The three agents brought with them a so-called Bitcoin ATM to carry out the transaction. Since the Bitcoin ATM did not function, they used the smartphone of the Austrian offeror, which they had also brought “just in case”, to transfer six Bitcoin belonging to the Austrian offeror to an investment account in the name of the German customer. It was agreed that the German customer would reimburse six Bitcoin within a month to the Austrian offeror.
When he failed to do so, he was sued by the Austrian offeror at the latter’s domicile in Austria.
In the proceedings, the German investor contested the jurisdiction of the Austrian courts.
The Austrian courts at first and second instance dismissed the claim for lack of jurisdiction. They characterised the contract as a contract for the exchange of Bitcoin for the participation in the investment. This led them to apply Article 7(1)(a) Brussels I bis Regulation, with the consequence that (i) the place of performance for each obligation must be determined according to the governing national law and (ii) the governing national law must be identified through the use of the rules of private international law of the forum (see the now classic CJEU judgments in Tessili and De Bloos). The courts took the view that under both Austrian and German law, the place of performance of contracts of exchange is the place of domicile of the debtor of the respective obligation. Since the result was the same under both laws, it did not matter which of the two was applicable to the obligation to return the Bitcoin.
According to the same courts, it was of no relevance in this case if the contract were to be characterized not as a contract for exchange, but as a loan. In the latter case, the place of performance would still be the place of domicile of the debtor under Austrian and German law. This view, however, ignores that loan contracts are governed by the uniform jurisdiction rule of Article 7(1)(b) Brussels I bis Regulation (see CJEU C-249/16, Kareda). The place of performance for a Bitcoin loan would therefore be determined uniformly and in an autonomous way. The CJEU has also previously ruled that the place of performance for long-term contracts is uniformly located at the domicile of the lender (see again Kareda).
The decision by the Austrian Supreme Court
The Supreme Court of Austria cut short the legal debate. It ruled that the German investor acted for a purpose that could not be attributed to her professional or commercial activity, and that she was therefore a consumer in the sense of Article 17 Brussels Ibis Regulation. In the absence of evidence to the contrary, the Austrian offeror was to be assumed to have acted in a professional capacity and therefore as an entrepreneur. The Austrian offeror had also directed his activities to the consumer’s country of residence, as evidenced by the fact that he had marketed the investments in Germany and had recruited numerous investors there. Therefore, the consumer jurisdiction rules of Article 18 Brussels Ibis Regulation applied. As a result, the German investor could only be sued at her place of domicile in Germany (Article 18(2) Brussels Ibis Regulation). The Austrian courts therefore lacked jurisdiction. The action was dismissed.

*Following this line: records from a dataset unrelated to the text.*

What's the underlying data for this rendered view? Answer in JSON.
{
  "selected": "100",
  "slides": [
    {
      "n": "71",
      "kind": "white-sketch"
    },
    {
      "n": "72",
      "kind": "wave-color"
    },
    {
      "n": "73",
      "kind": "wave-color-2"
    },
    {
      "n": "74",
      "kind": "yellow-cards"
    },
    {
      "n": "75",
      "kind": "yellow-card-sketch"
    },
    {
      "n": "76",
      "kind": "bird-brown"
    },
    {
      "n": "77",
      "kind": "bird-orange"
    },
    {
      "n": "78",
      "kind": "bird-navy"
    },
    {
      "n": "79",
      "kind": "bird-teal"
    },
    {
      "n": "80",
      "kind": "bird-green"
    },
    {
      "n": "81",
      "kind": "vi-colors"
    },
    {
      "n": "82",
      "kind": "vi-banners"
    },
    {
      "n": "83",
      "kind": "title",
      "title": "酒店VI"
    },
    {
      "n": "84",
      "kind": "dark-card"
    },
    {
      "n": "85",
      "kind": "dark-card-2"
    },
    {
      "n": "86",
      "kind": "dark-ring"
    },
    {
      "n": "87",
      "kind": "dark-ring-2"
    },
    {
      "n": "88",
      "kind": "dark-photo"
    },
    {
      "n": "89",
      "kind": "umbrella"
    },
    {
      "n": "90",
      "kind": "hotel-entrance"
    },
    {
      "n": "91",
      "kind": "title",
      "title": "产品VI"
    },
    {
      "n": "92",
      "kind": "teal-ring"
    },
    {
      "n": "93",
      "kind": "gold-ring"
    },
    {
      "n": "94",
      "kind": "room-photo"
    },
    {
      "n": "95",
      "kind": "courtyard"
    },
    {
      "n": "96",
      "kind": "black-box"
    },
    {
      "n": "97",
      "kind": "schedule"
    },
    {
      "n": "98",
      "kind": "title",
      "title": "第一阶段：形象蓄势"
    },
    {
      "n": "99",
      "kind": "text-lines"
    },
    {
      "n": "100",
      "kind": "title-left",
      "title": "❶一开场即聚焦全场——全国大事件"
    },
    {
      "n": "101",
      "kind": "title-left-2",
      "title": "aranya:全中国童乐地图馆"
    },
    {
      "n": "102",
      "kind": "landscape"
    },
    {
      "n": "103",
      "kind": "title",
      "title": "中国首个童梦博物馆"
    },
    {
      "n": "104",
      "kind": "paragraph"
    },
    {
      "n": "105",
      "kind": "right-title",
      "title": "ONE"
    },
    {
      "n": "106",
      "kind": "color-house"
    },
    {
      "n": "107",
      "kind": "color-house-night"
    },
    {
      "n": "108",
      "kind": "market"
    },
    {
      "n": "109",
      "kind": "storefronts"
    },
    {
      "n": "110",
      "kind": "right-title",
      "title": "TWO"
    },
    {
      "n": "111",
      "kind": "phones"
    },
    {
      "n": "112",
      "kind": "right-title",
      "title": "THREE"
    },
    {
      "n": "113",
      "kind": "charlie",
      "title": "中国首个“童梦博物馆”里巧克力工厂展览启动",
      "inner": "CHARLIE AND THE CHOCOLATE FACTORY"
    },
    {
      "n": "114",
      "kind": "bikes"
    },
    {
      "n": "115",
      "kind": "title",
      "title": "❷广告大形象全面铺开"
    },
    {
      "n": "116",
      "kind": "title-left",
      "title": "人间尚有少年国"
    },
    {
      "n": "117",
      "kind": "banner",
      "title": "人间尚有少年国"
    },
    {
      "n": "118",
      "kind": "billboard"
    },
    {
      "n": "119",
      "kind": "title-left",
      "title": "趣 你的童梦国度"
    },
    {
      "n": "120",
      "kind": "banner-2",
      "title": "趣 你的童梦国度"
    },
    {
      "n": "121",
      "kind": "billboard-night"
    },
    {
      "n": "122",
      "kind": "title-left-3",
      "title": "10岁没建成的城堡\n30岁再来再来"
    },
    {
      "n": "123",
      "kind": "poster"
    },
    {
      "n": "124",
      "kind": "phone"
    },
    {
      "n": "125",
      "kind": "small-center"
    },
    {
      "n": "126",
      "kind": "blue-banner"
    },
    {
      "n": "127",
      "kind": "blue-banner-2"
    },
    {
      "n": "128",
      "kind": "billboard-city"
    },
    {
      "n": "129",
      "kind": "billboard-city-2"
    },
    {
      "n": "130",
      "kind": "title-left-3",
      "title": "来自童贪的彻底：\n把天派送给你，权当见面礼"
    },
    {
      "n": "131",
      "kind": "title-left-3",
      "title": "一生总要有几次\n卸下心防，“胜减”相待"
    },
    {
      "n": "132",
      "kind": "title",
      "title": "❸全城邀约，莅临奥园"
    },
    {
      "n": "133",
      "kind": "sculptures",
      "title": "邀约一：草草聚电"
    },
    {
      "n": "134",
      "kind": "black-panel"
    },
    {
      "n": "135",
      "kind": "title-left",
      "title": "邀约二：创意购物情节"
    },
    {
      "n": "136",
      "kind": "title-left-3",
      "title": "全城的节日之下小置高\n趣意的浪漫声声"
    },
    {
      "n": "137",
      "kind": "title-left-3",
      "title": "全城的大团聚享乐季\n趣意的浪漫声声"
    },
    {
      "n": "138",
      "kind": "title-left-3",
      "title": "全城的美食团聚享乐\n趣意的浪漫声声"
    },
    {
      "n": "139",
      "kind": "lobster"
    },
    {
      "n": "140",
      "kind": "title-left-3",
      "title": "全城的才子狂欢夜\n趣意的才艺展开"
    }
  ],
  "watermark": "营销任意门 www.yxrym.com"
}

The case raises a number of interesting questions about Bitcoin transactions and jurisdiction. In particular, it illustrates the importance of the question of whether or not Bitcoin can be characterised as money for the purposes of EU Private International Law. If Bitcoin were money, the applicability of the rules on sales or service contracts for performances paid with Bitcoin could be envisaged. If, on the contrary, Bitcoin lacks the legal characteristics of money, any transaction in Bitcoin can only be qualified as a contract falling under Article 7(1)(a) Brussels I bis Regulation, with the result that jurisdiction will depend on the national rules governing the transaction and their characterisation of Bitcoin.
Unfortunately, the Austrian Supreme Court was able to avoid answering the questions on the legal nature of Bitcoin by resorting to the consumer jurisdiction rules. Given the considerable and growing economic importance of Bitcoin, it would be desirable to obtain legal certainty on these questions. But at the least, the ruling underlines the need for protecting Bitcoin investors, including at the level of jurisdiction. It can hardly be doubted that the result reached by the Austrian Supreme Court was appropriate. Investors should not have to sue at a place of domicile of the counterparty simply because an investment can only be paid for in cryptocurrency and not in legal tender.